Take a string. Tie it tightly between two fixed points. If you have a guitar to hand, even better, but it’s not essential. In fact, you should be able to grasp all of what follows without any props at all, providing you’re prepared to take on trust some of the descriptions.

Please now forget everything you know, assume, or half-remember being taught about music theory.

Pluck the string and listen to the sound. That note – the clear, strong one you can hear? This is our starting point. Our fundamental. Hold your finger lightly against the string, half-way along. Pluck again, in the centre of one of the halves. Hear that new note?

If the string’s tight enough, it should be higher than the open-string note, but in a way, its twin. Sounding very similar in character – in perfect harmony in fact – just higher. (“Twice” as high in a sense. The string is vibrating exactly twice as quickly as it did when it was twice the length.)

If you laid the sound waves of the open-string note side-by-side with those of the higher note, every other ‘peak’ of the waves would be in exactly the same place. That makes for great harmony.

(All going swimmingly so far; let’s mix it up by finding another note).

This time hold your finger lightly against the string, but a third of the way along (doesn’t matter from which end). Pluck the shorter part of the string with your other hand. Now this is quite different. You get a note that’s even higher than the ‘half-way’ note. Play the ‘half-way’ note again. Then the “third-the-way-along” again.

Listen to the difference. If they were played together at the same time (you’d obviously need two identical strings) they’d also sound in pleasant harmony. The higher note’s sound-waves are packed together a little more tightly, but laying the two side-by-side, the peaks would again coincide regularly, this time in a 3-to-2 ratio, rather than 2-to-1 as before. Let’s introduce some labels here to cut down on the hyphens… Call the ‘half-way’ note the ‘octave’.
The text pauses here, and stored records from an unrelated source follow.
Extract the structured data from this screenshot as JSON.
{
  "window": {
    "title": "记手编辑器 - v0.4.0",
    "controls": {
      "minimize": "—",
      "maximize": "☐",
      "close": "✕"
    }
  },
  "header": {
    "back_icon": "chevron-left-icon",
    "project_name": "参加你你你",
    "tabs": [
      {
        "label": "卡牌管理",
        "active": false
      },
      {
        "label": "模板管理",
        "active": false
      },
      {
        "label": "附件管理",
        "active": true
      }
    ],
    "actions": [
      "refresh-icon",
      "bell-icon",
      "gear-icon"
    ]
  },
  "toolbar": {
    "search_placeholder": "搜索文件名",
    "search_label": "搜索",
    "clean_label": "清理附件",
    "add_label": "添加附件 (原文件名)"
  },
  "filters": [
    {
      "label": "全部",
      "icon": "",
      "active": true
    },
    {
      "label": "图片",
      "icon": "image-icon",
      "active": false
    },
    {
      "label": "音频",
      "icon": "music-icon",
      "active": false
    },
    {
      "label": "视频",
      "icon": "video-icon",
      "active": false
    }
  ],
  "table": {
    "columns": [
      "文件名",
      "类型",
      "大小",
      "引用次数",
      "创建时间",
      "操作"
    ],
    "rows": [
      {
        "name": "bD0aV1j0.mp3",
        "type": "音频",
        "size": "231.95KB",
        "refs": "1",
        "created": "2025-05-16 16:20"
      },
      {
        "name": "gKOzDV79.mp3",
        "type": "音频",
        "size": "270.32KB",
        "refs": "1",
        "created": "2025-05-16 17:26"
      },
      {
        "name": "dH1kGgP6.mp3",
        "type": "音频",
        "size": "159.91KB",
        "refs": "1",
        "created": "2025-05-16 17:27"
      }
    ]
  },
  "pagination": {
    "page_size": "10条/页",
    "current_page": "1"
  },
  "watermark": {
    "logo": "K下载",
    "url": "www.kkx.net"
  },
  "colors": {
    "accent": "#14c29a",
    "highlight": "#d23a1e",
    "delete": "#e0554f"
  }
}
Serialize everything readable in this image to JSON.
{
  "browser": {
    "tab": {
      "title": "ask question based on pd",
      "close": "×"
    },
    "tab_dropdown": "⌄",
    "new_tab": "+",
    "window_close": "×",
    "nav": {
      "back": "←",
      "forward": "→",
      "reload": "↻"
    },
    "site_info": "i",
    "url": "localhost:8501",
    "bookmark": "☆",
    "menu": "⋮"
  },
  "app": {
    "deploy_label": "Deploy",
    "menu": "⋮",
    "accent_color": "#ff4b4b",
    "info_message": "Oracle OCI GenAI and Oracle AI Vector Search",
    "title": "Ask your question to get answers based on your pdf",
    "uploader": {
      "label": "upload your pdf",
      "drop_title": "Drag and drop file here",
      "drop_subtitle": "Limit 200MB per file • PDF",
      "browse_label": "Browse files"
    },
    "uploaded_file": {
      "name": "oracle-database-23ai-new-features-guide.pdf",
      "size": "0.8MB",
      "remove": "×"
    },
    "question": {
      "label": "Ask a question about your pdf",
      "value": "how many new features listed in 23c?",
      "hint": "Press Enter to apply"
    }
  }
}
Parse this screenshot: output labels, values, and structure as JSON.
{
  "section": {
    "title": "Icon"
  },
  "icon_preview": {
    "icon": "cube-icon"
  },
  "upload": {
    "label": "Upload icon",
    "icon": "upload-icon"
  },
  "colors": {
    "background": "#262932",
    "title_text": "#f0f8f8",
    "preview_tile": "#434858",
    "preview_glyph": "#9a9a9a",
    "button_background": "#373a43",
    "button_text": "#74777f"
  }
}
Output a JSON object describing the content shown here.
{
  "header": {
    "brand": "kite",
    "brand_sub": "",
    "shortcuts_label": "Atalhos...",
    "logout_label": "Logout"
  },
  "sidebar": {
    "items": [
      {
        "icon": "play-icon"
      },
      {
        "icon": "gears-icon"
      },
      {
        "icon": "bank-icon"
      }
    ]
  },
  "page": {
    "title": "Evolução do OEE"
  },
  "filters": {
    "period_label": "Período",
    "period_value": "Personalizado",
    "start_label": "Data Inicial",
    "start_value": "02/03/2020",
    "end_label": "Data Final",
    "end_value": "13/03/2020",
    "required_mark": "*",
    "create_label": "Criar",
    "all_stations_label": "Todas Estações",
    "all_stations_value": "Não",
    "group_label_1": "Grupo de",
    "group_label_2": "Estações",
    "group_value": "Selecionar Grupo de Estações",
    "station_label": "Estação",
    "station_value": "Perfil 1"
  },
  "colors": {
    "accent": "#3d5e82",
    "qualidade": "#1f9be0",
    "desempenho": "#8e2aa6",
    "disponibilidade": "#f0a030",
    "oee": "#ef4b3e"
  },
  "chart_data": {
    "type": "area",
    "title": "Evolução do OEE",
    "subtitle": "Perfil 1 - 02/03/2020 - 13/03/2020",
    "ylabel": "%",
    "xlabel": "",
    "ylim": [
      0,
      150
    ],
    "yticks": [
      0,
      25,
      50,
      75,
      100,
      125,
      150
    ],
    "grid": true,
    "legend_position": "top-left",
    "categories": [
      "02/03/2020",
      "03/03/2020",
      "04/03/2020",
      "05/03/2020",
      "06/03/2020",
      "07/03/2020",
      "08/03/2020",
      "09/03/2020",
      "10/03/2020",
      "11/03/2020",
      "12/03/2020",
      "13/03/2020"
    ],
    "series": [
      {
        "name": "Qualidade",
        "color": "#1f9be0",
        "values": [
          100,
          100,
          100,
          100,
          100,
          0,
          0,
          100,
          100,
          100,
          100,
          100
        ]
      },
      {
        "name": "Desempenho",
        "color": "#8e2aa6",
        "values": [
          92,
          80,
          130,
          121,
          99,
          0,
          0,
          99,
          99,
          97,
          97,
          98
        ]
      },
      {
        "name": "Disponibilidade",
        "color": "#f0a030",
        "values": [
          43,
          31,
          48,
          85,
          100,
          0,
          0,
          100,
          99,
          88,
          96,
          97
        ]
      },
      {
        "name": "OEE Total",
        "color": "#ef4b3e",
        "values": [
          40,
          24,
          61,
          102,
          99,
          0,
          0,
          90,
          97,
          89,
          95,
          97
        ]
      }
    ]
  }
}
(Try and wipe from your mind the oct– prefix as being anything to do with the number eight. All that can come later, as I hope will become clear). Call the ‘third-the-way’ note the ‘dominant’. What we’ve done so far, without using any musical theory to speak of, is build a relationship that mathematically links two notes together. Two notes that are in perfect harmony.

This simple description will be the building block of what follows. Which should get quite a bit more weird soon – bear with me. (By the way, the demonstration with the tied string and so on couldn’t have been done using notes you’d find on a piano. Not an ordinary piano anyway. Because a piano has to ‘fake’ its notes, just a tiny bit. All will become clear, I hope.)